Kearney suggested mid-week that Ireland will target the unusually soft underbelly of the French rear guard. It might just be a case of maintaining structure for the visitors to prevail. Ireland made 156 tackles against Wales, without once conceding a line break.
While many in France and the wider rugby world rejoiced when Guy Noves was announced as Saint Andre’s successor, there were some who felt that he may have been given the job a decade too late. That, perhaps, the man who delivered four Heineken Cups at Toulouse, may just be a step out of touch with the methodology of the modern game.
When England out-half Toby Flood arrived at Toulouse he was left incredulous by the lack of pre-game analysis of upcoming opponents undertaken there. At heart Noves is an idealist, who instructs his players to play what they see and express themselves. It’s a lovely ideal, but not the most advisable manifesto for contemporary test rugby.
In contrast, Joe Schmidt takes meticulous preparation to a new level. A scrupulous eye for detail and, poignantly, weakness, is a hallmark of the Kiwi, who is without question one of most exacting and cerebral tacticians in the game. This may be a formative French group, but the former Leinster coach will know them top to bottom.

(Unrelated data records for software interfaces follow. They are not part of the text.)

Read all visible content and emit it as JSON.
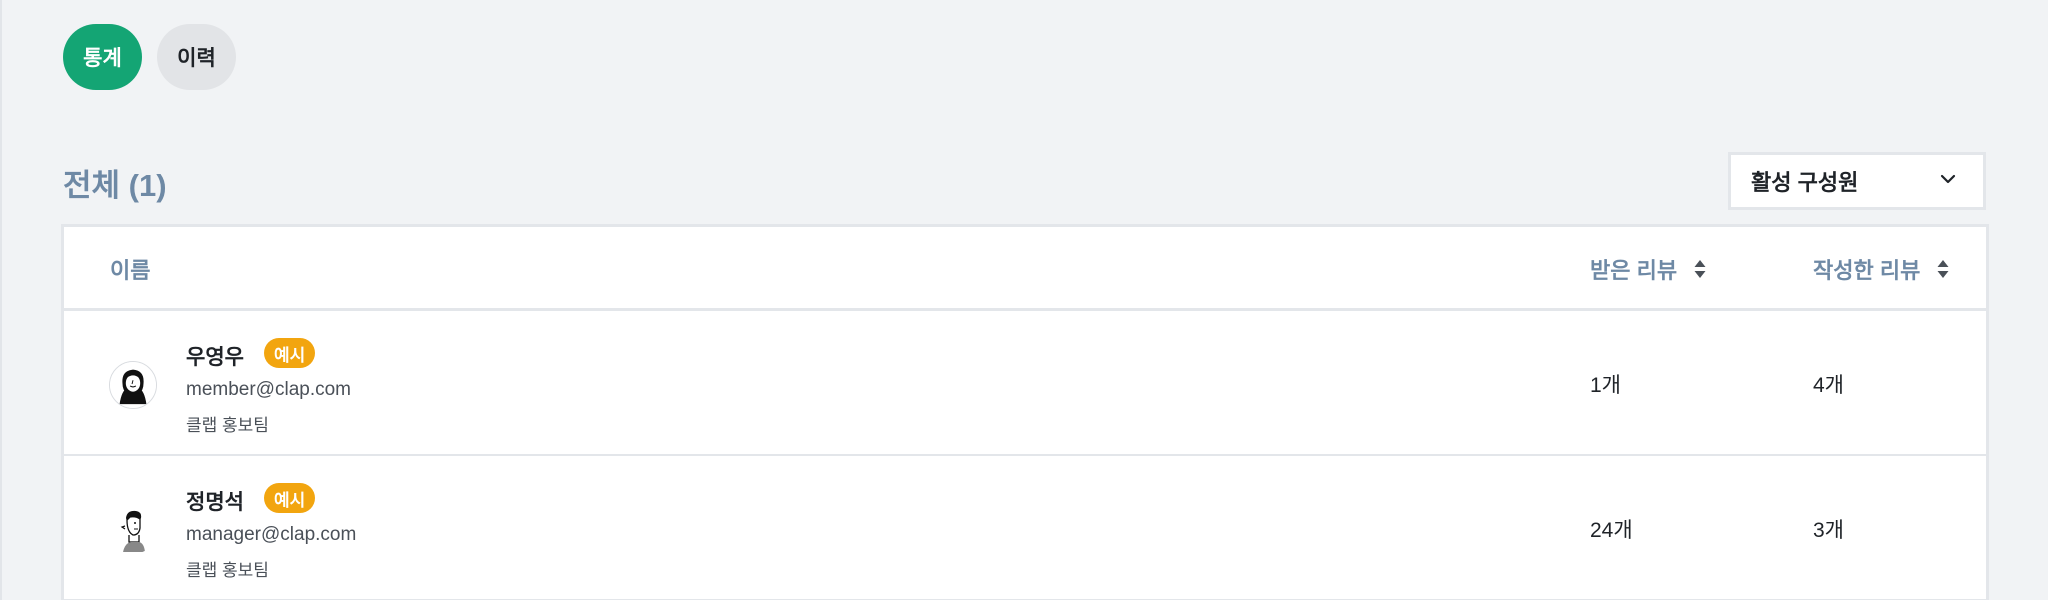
{
  "tabs": [
    {
      "label": "통계",
      "active": true
    },
    {
      "label": "이력",
      "active": false
    }
  ],
  "summary": {
    "title": "전체 (1)"
  },
  "filter": {
    "selected": "활성 구성원"
  },
  "table": {
    "columns": {
      "name": "이름",
      "received": "받은 리뷰",
      "written": "작성한 리뷰"
    },
    "rows": [
      {
        "name": "우영우",
        "badge": "예시",
        "email": "member@clap.com",
        "team": "클랩 홍보팀",
        "received": "1개",
        "written": "4개",
        "avatar_icon": "woman-illustration-avatar"
      },
      {
        "name": "정명석",
        "badge": "예시",
        "email": "manager@clap.com",
        "team": "클랩 홍보팀",
        "received": "24개",
        "written": "3개",
        "avatar_icon": "man-illustration-avatar"
      }
    ]
  },
  "colors": {
    "accent": "#14a574",
    "badge": "#f2a50f",
    "muted_heading": "#6e89a5"
  }
}
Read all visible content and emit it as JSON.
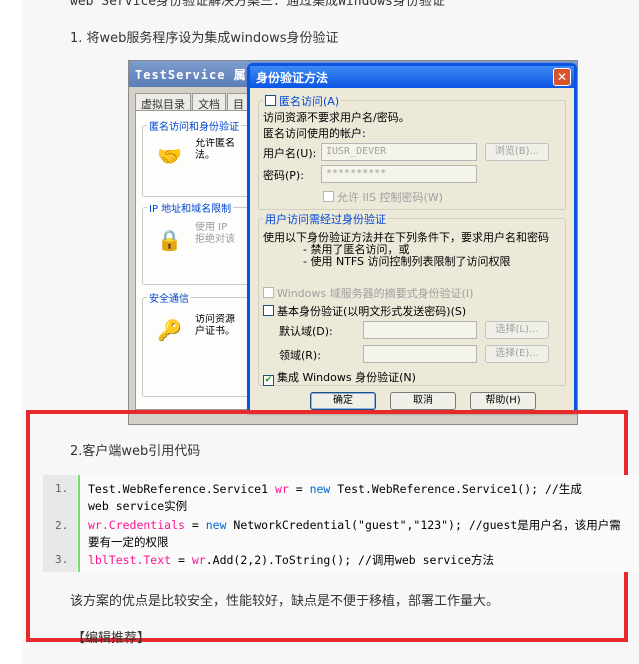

Johnny Sexton and Conor Murray did not look a million miles from their well-grooved best against Wales, particularly as the former played some of his best stuff since this time last year. On the field, the duo are the embodiment of Schmidt’s tactical machinations.
What’s more, they are now beginning a third World Cup cycle as a pairing. After so much time as a unit, their connection and ability to anticipate each other’s next move, will be nigh on subliminal. They can direct and marshal Ireland with a level of authority their opposite numbers simply cannot.
France out-half Jules Plisson has seven caps to his name and, at his club Stade Francais, often plays second fiddle to Morne Steyne. While scrum half Sebastien Bezy made his international debut against Italy last week. The disparity in experience could prove decisive.
More at stake for Ireland
While admirable, drawing with Wales last week has deprived Ireland of any wiggle room if they are to win a third successive championship. They simply must be victorious because England and Wales should beat Italy and Scotland, and then the task would become near impossible.
If the doom and gloom which was permeated the game in Ireland following the World Cup and the poor showing of the provinces in Europe is to be lifted, then a victory in Pairs would make an ample launch pad. It would mean Schmidt and co can go to Twickenham still unbeaten and with everything to play for.
France, on the other hand, are rebuilding, hoping for a return to those halcyon days of yore. Their squad is a callow one and Noves probably has a wide berth in ensuring his project peaks for Japan in 2019. Simply put, Ireland need it more.